9 Tips for Helping Parents and Trusted Adults Navigate Difficult Discussions with Children and Teens


1. Allow Yourself to Feel

Before talking to your child about a tragedy, it's crucial to acknowledge and process your own emotions. Grief, anger, fear, and other feelings are valid responses. Take the time to collect yourself and ensure you're in a composed state to engage in a supportive conversation.

2. Follow Their Lead

Compass encourages parents and trusted adults to create a safe space for open dialogue. Begin by acknowledging that a tragedy has occurred, and then let the child lead the conversation. Allow them to ask questions, express their feelings, and set the pace for discussion.

3. Focus on Safety

Reassure children that their immediate surroundings, including places like Compass, schools, and grocery stores, are typically very safe. Emphasize the security of their daily environments to alleviate concerns about their own safety.

4. Validate Their Feelings

Let children know that it's normal to experience a range of emotions during challenging times. Share your own feelings, whether they are fear, worry, or another emotion. Emphasize that there are no "wrong" emotions, and it's okay to feel what they feel. Understand that a child’s emotional reaction may not match what you expected. Children, and adults for that matter, respond and react in a variety of ways, especially to emotional and uncomfortable information and situations.

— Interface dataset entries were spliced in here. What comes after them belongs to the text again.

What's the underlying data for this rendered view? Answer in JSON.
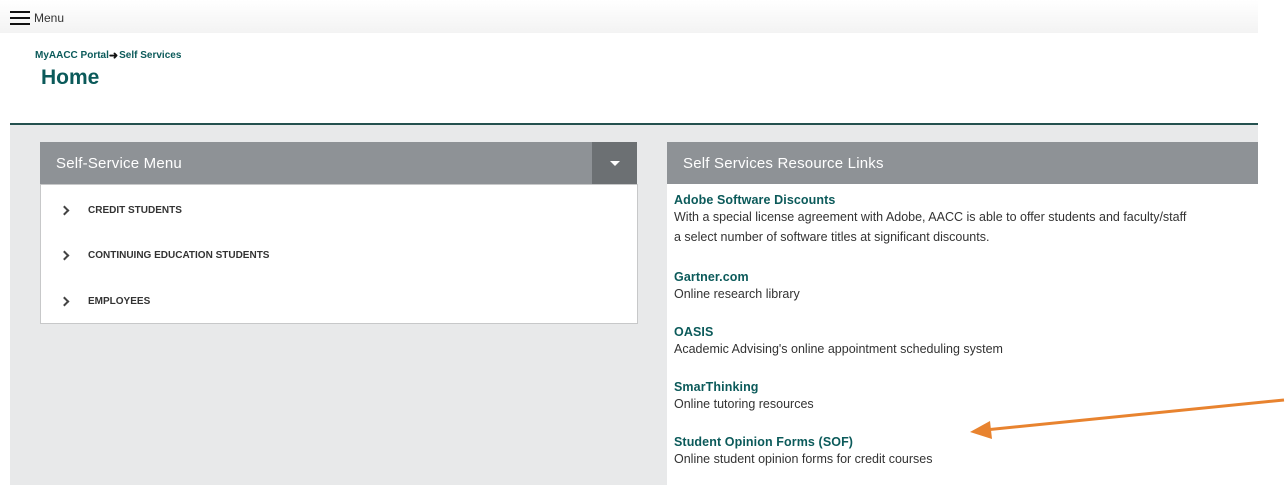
{
  "header": {
    "menu_label": "Menu"
  },
  "breadcrumb": {
    "portal": "MyAACC Portal",
    "current": "Self Services"
  },
  "page_title": "Home",
  "left_panel": {
    "title": "Self-Service Menu",
    "items": [
      {
        "label": "CREDIT STUDENTS"
      },
      {
        "label": "CONTINUING EDUCATION STUDENTS"
      },
      {
        "label": "EMPLOYEES"
      }
    ]
  },
  "right_panel": {
    "title": "Self Services Resource Links",
    "links": [
      {
        "title": "Adobe Software Discounts",
        "desc1": "With a special license agreement with Adobe, AACC is able to offer students and faculty/staff",
        "desc2": "a select number of software titles at significant discounts."
      },
      {
        "title": "Gartner.com",
        "desc1": "Online research library"
      },
      {
        "title": "OASIS",
        "desc1": "Academic Advising's online appointment scheduling system"
      },
      {
        "title": "SmarThinking",
        "desc1": "Online tutoring resources"
      },
      {
        "title": "Student Opinion Forms (SOF)",
        "desc1": "Online student opinion forms for credit courses"
      }
    ]
  },
  "colors": {
    "brand": "#0b5a5a",
    "panel_header": "#8e9296",
    "annotation_arrow": "#e8832f"
  }
}
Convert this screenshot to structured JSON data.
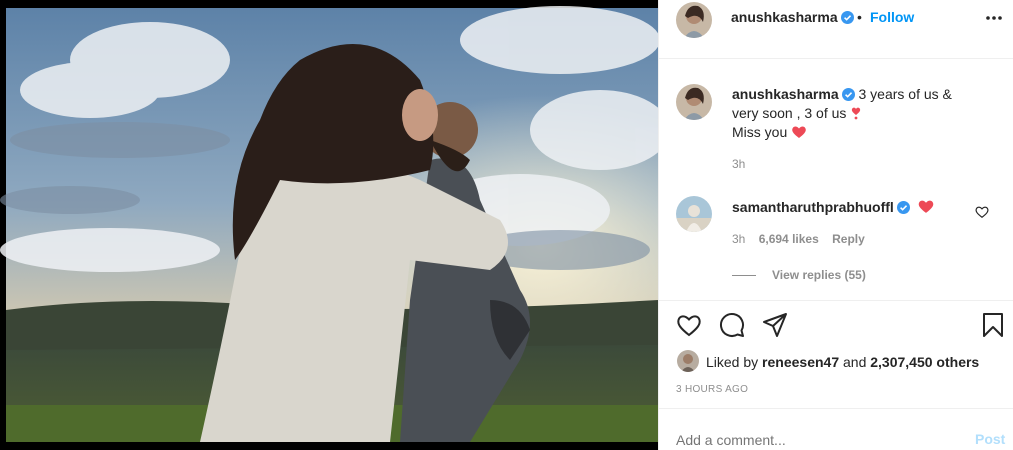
{
  "post": {
    "author": "anushkasharma",
    "follow_label": "Follow",
    "separator": "•",
    "caption": {
      "line1": "3 years of us &",
      "line2": "very soon , 3 of us",
      "line3": "Miss you",
      "time": "3h"
    },
    "comment": {
      "username": "samantharuthprabhuoffl",
      "time": "3h",
      "likes": "6,694 likes",
      "reply_label": "Reply"
    },
    "view_replies": "View replies (55)",
    "liked_by": {
      "prefix": "Liked by ",
      "user": "reneesen47",
      "middle": " and ",
      "others": "2,307,450 others"
    },
    "posted_ago": "3 HOURS AGO",
    "add_comment_placeholder": "Add a comment...",
    "post_label": "Post"
  },
  "colors": {
    "link_blue": "#0095f6",
    "post_disabled": "#b2dffc",
    "verified": "#3897f0",
    "heart_red": "#ed4956",
    "secondary_text": "#8e8e8e"
  }
}
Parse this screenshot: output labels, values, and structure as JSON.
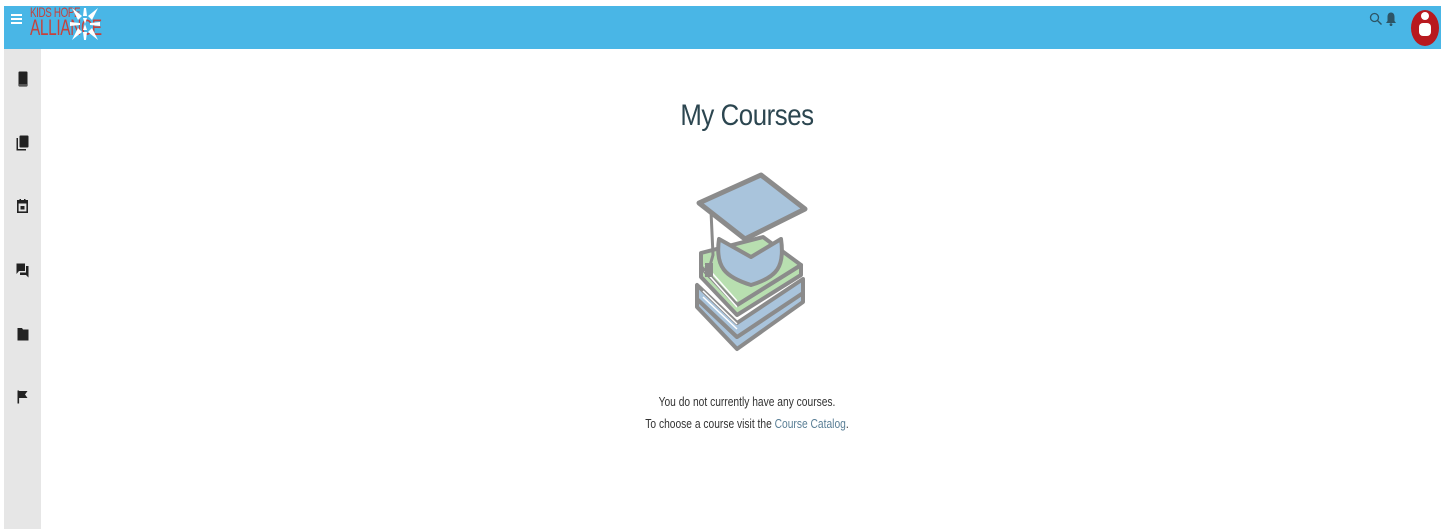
{
  "header": {
    "logo_line1": "KIDS HOPE",
    "logo_line2": "ALLIANCE",
    "accent_color": "#49b6e6",
    "icons": [
      "menu-icon",
      "search-icon",
      "bell-icon",
      "avatar"
    ]
  },
  "sidebar": {
    "items": [
      {
        "name": "sidebar-item-my-courses",
        "icon": "book-icon"
      },
      {
        "name": "sidebar-item-course-catalog",
        "icon": "library-icon"
      },
      {
        "name": "sidebar-item-calendar",
        "icon": "calendar-icon"
      },
      {
        "name": "sidebar-item-messages",
        "icon": "chat-icon"
      },
      {
        "name": "sidebar-item-files",
        "icon": "folder-icon"
      },
      {
        "name": "sidebar-item-reports",
        "icon": "flag-icon"
      }
    ]
  },
  "main": {
    "title": "My Courses",
    "empty_line1": "You do not currently have any courses.",
    "empty_line2_prefix": "To choose a course visit the ",
    "empty_link": "Course Catalog",
    "empty_line2_suffix": "."
  }
}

5. Limit Media Exposure

Graphic images and disturbing descriptions in the media can have a significant impact on children. Encourage parents to limit their child's exposure to such content and instead opt for age-appropriate news sources or discussions. We encourage parents to consider temporarily deleting apps such as TikTok and Instagram from their children’s phones.

6. Maintain Routine and Monitor Changes

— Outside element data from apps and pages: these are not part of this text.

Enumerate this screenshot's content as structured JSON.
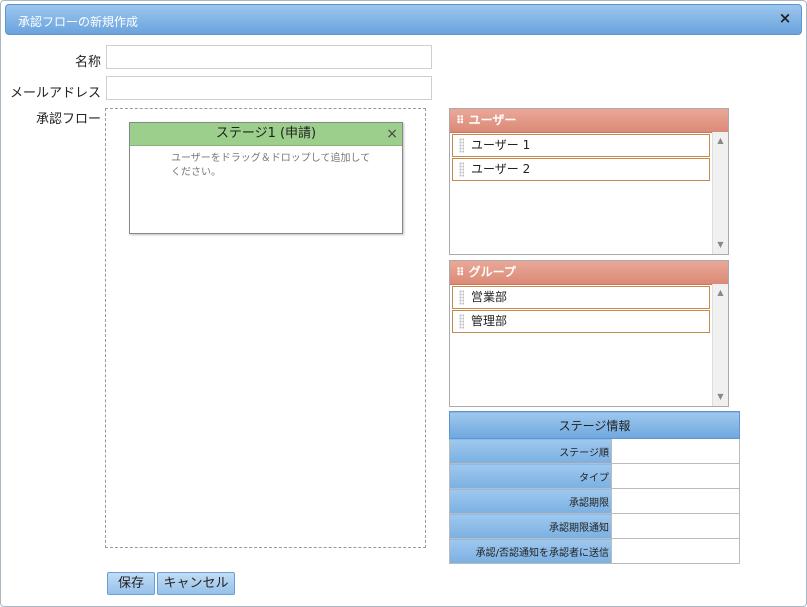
{
  "dialog": {
    "title": "承認フローの新規作成",
    "close_icon": "×"
  },
  "form": {
    "name_label": "名称",
    "name_value": "",
    "email_label": "メールアドレス",
    "email_value": "",
    "flow_label": "承認フロー"
  },
  "stage": {
    "title": "ステージ1 (申請)",
    "close_icon": "×",
    "hint": "ユーザーをドラッグ＆ドロップして追加してください。"
  },
  "users_panel": {
    "title": "ユーザー",
    "items": [
      {
        "label": "ユーザー 1"
      },
      {
        "label": "ユーザー 2"
      }
    ]
  },
  "groups_panel": {
    "title": "グループ",
    "items": [
      {
        "label": "営業部"
      },
      {
        "label": "管理部"
      }
    ]
  },
  "stage_info": {
    "title": "ステージ情報",
    "rows": [
      {
        "key": "ステージ順",
        "value": ""
      },
      {
        "key": "タイプ",
        "value": ""
      },
      {
        "key": "承認期限",
        "value": ""
      },
      {
        "key": "承認期限通知",
        "value": ""
      },
      {
        "key": "承認/否認通知を承認者に送信",
        "value": ""
      }
    ]
  },
  "buttons": {
    "save": "保存",
    "cancel": "キャンセル"
  },
  "colors": {
    "title_bar": "#6aa3dd",
    "stage_header": "#9ccf8c",
    "panel_header": "#db8a76",
    "item_border": "#c78a4d"
  }
}
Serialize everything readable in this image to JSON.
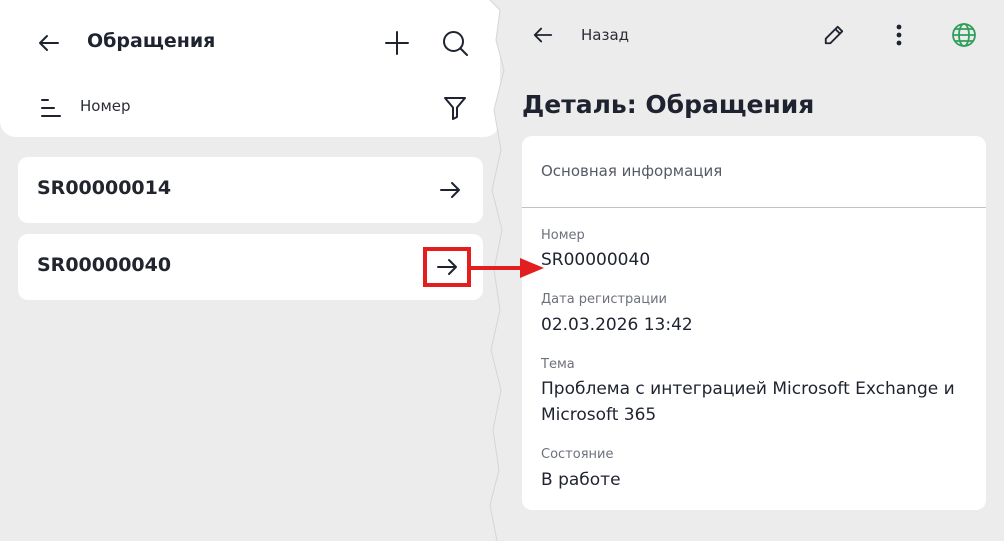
{
  "list_panel": {
    "title": "Обращения",
    "sort_label": "Номер",
    "icons": {
      "back": "arrow-left-icon",
      "add": "plus-icon",
      "search": "search-icon",
      "sort": "sort-lines-icon",
      "filter": "funnel-icon"
    },
    "items": [
      {
        "number": "SR00000014",
        "icon": "arrow-right-icon"
      },
      {
        "number": "SR00000040",
        "icon": "arrow-right-icon",
        "highlighted": true
      }
    ]
  },
  "detail_panel": {
    "back_label": "Назад",
    "page_title": "Деталь: Обращения",
    "icons": {
      "back": "arrow-left-icon",
      "edit": "pencil-icon",
      "more": "more-vertical-icon",
      "language": "globe-icon"
    },
    "section_title": "Основная информация",
    "fields": {
      "number": {
        "label": "Номер",
        "value": "SR00000040"
      },
      "reg_date": {
        "label": "Дата регистрации",
        "value": "02.03.2026 13:42"
      },
      "subject": {
        "label": "Тема",
        "value": "Проблема с интеграцией Microsoft Exchange и Microsoft 365"
      },
      "status": {
        "label": "Состояние",
        "value": "В работе"
      }
    }
  },
  "colors": {
    "annotation": "#e21e1e",
    "globe": "#2f9e5b",
    "background": "#ececec",
    "card": "#ffffff"
  }
}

Keeping a regular routine provides a sense of stability for children. Be mindful of any changes in their sleep patterns, appetite, or behavior, as these may be indications of increased anxiety. Consistency and structure can help ease their concerns.

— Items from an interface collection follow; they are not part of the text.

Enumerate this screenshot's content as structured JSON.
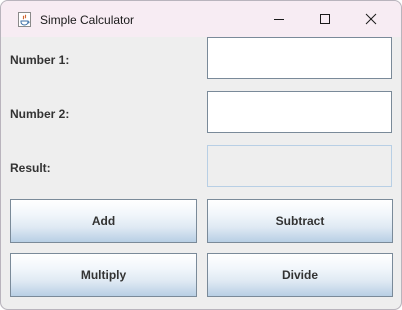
{
  "window": {
    "title": "Simple Calculator",
    "controls": [
      "minimize-icon",
      "maximize-icon",
      "close-icon"
    ]
  },
  "form": {
    "number1_label": "Number 1:",
    "number1_value": "",
    "number2_label": "Number 2:",
    "number2_value": "",
    "result_label": "Result:",
    "result_value": ""
  },
  "buttons": {
    "add": "Add",
    "subtract": "Subtract",
    "multiply": "Multiply",
    "divide": "Divide"
  },
  "colors": {
    "titlebar": "#f7ecf3",
    "panel": "#eeeeee",
    "button_gradient_bottom": "#b8cfe5",
    "border": "#7a8a99"
  }
}
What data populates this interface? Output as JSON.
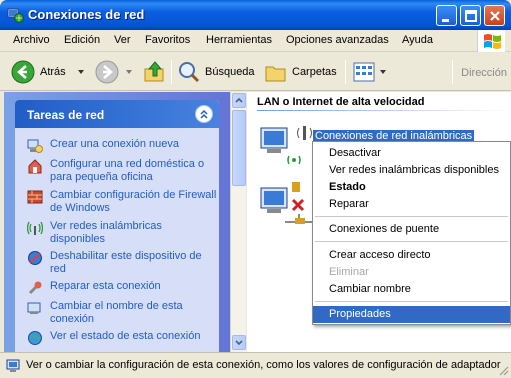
{
  "window": {
    "title": "Conexiones de red"
  },
  "menu": {
    "items": [
      "Archivo",
      "Edición",
      "Ver",
      "Favoritos",
      "Herramientas",
      "Opciones avanzadas",
      "Ayuda"
    ]
  },
  "toolbar": {
    "back": "Atrás",
    "search": "Búsqueda",
    "folders": "Carpetas",
    "address": "Dirección"
  },
  "left_panel": {
    "title": "Tareas de red",
    "tasks": [
      "Crear una conexión nueva",
      "Configurar una red doméstica o para pequeña oficina",
      "Cambiar configuración de Firewall de Windows",
      "Ver redes inalámbricas disponibles",
      "Deshabilitar este dispositivo de red",
      "Reparar esta conexión",
      "Cambiar el nombre de esta conexión",
      "Ver el estado de esta conexión"
    ]
  },
  "content": {
    "group_title": "LAN o Internet de alta velocidad",
    "selected_connection": "Conexiones de red inalámbricas"
  },
  "context_menu": {
    "items": [
      {
        "label": "Desactivar",
        "state": "normal"
      },
      {
        "label": "Ver redes inalámbricas disponibles",
        "state": "normal"
      },
      {
        "label": "Estado",
        "state": "default"
      },
      {
        "label": "Reparar",
        "state": "normal"
      },
      {
        "label": "Conexiones de puente",
        "state": "normal"
      },
      {
        "label": "Crear acceso directo",
        "state": "normal"
      },
      {
        "label": "Eliminar",
        "state": "disabled"
      },
      {
        "label": "Cambiar nombre",
        "state": "normal"
      },
      {
        "label": "Propiedades",
        "state": "selected"
      }
    ]
  },
  "status_bar": {
    "text": "Ver o cambiar la configuración de esta conexión, como los valores de configuración de adaptador"
  },
  "colors": {
    "title_bar": "#0b5ee0",
    "task_link": "#215dc6",
    "selection": "#316ac5",
    "panel_bg": "#d6dff7"
  }
}
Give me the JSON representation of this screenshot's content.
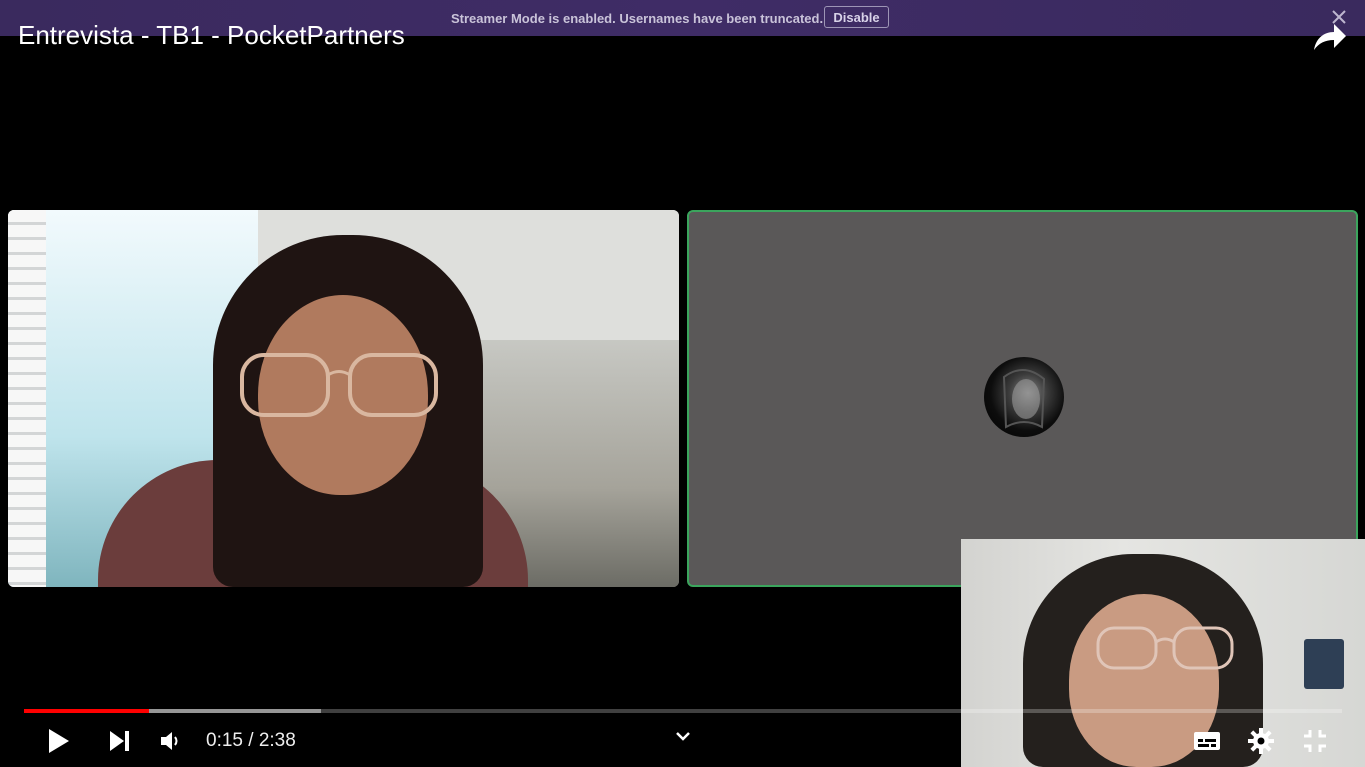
{
  "banner": {
    "message": "Streamer Mode is enabled. Usernames have been truncated.",
    "disable_label": "Disable"
  },
  "video": {
    "title": "Entrevista - TB1 - PocketPartners",
    "current_time": "0:15",
    "duration": "2:38",
    "time_display": "0:15 / 2:38",
    "played_fraction": 0.095,
    "buffered_fraction": 0.225
  },
  "colors": {
    "progress_played": "#ff0000",
    "speaking_border": "#3ba55d",
    "banner": "#3f2c66"
  },
  "icons": [
    "close-icon",
    "share-icon",
    "play-icon",
    "next-icon",
    "volume-icon",
    "chevron-down-icon",
    "subtitles-icon",
    "settings-icon",
    "exit-fullscreen-icon"
  ]
}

7. Empower through Ownership

Provide children with a sense of control over their emotions. If they exhibit anxiety, teach them simple relaxation techniques like deep breathing. This empowers them to manage their feelings and promotes emotional resilience.

8. There's No "Perfect" Thing to Say

Remember that there's no universally perfect way to address tragedy with children. Being an active listener, creating space for conversation, and reassuring them of their safety go a long way in providing comfort and support. 

9. Ask for help

Please reach out to a trusted professional to talk if you are having a hard time processing the current events or finding yourself or a loved one experiencing any of these symptoms and conditions linked to secondary traumatic stress, including hypervigilance, hopelessness, inability to handle complexity, difficulty listening, anger, insomnia, fear, exhaustion, minimizing, or guilt. Asking for help is not weakness. Asking for help is brave.  


Help Youth Process Tragedy in a Supportive and Age-appropriate Manner 


Discussing tragedy with young people requires sensitivity, patience, and empathy. As clinicians, Compass Health Center encourages parents and trusted adults to prioritize these essential tips when guiding these conversations, while protecting their own mental health as well. By acknowledging emotions, allowing children to lead the discussion, and offering reassurance, we can help young individuals process tragedy in a supportive and age-appropriate manner. 

If you have any questions about how to approach this difficult topic or need additional support, please reach out to Compass Health Center. We’re here for you today. 


Brittney Teasdale

Associate Director of Brand Management